• **Problem description**: Give back exactly the line containing "What's the underlying" together with all the lines after it, ending at the final line below.

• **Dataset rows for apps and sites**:
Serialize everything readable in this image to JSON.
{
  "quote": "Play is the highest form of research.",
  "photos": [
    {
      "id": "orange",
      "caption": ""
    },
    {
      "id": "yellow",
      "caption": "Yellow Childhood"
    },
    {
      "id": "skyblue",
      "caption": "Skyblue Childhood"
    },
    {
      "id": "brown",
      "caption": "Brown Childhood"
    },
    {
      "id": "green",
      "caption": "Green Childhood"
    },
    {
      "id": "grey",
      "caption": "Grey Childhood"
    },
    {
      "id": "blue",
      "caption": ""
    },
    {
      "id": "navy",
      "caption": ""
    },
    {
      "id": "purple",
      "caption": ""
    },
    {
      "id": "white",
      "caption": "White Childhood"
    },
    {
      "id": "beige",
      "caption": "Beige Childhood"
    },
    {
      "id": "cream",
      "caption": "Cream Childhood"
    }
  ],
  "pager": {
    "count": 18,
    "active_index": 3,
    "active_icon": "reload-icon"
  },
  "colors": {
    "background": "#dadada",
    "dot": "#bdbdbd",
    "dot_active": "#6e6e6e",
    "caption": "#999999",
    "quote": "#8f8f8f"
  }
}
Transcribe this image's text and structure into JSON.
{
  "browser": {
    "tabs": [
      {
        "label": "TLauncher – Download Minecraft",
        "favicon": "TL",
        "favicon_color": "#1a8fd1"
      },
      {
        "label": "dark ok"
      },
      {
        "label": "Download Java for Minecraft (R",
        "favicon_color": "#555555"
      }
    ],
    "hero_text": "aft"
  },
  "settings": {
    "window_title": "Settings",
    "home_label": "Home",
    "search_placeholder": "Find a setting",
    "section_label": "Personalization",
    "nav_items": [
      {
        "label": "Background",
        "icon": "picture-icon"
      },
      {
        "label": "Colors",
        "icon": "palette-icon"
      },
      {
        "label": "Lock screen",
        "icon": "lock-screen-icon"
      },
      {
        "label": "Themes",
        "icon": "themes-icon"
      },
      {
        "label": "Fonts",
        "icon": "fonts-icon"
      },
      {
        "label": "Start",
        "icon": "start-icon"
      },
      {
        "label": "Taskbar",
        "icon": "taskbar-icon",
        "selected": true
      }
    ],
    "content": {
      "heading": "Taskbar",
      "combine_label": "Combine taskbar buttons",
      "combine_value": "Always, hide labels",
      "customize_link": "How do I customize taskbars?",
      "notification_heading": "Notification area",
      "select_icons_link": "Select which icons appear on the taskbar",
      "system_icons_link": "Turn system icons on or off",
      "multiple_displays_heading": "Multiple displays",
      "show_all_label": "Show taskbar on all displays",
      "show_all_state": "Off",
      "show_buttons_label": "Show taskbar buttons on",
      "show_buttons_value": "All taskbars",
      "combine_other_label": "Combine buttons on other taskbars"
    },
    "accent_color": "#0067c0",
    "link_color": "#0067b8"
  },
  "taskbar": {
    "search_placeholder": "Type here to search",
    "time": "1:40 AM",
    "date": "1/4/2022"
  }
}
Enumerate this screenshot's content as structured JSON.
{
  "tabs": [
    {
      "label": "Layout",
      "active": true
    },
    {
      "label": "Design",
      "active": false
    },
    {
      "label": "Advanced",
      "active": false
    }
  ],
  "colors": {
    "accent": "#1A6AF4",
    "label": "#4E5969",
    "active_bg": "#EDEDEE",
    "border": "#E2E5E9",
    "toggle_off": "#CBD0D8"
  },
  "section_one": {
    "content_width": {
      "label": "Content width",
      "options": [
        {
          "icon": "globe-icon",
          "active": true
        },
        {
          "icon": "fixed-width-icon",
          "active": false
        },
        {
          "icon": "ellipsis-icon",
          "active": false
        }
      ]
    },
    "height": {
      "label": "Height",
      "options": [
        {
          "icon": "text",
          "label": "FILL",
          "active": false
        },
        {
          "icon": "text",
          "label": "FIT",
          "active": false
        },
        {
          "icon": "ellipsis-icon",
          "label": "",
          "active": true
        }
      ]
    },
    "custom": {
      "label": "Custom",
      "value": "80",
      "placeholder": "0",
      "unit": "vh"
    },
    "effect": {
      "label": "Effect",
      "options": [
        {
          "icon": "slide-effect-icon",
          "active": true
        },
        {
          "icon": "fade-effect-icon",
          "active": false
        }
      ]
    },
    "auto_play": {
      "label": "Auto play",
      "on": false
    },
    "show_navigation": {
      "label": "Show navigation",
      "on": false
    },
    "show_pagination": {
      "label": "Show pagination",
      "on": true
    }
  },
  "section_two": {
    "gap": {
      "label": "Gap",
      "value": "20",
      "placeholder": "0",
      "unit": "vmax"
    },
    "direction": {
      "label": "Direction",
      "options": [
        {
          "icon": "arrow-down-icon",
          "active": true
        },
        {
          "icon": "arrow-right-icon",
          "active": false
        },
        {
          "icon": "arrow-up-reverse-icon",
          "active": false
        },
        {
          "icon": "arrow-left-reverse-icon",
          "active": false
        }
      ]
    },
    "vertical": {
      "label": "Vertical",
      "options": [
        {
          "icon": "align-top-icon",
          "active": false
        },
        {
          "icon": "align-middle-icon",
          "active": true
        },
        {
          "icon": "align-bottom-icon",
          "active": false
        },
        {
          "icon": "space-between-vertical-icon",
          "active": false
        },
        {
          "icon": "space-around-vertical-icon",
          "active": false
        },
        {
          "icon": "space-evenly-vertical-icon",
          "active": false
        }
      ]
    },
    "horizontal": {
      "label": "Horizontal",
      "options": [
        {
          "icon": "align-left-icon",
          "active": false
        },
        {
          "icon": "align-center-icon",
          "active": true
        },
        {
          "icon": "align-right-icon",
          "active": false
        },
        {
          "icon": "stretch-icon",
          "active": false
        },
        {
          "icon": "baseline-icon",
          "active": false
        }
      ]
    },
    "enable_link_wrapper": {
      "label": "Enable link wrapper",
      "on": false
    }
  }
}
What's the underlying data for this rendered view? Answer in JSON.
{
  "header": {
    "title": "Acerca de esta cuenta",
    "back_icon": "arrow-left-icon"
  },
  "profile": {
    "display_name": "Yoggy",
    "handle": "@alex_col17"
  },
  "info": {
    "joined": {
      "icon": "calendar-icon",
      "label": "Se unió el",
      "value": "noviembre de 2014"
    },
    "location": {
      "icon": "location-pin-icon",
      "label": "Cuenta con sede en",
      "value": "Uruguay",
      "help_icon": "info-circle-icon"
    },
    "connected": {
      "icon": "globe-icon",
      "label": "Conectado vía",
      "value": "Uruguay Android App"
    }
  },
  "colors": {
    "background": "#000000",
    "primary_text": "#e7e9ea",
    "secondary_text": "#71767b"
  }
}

• **Result for this task**:
What's the underlying data for this rendered view? Answer in JSON.
{
  "header": {
    "title": "Acerca de esta cuenta",
    "back_icon": "arrow-left-icon"
  },
  "profile": {
    "display_name": "Yoggy",
    "handle": "@alex_col17"
  },
  "info": {
    "joined": {
      "icon": "calendar-icon",
      "label": "Se unió el",
      "value": "noviembre de 2014"
    },
    "location": {
      "icon": "location-pin-icon",
      "label": "Cuenta con sede en",
      "value": "Uruguay",
      "help_icon": "info-circle-icon"
    },
    "connected": {
      "icon": "globe-icon",
      "label": "Conectado vía",
      "value": "Uruguay Android App"
    }
  },
  "colors": {
    "background": "#000000",
    "primary_text": "#e7e9ea",
    "secondary_text": "#71767b"
  }
}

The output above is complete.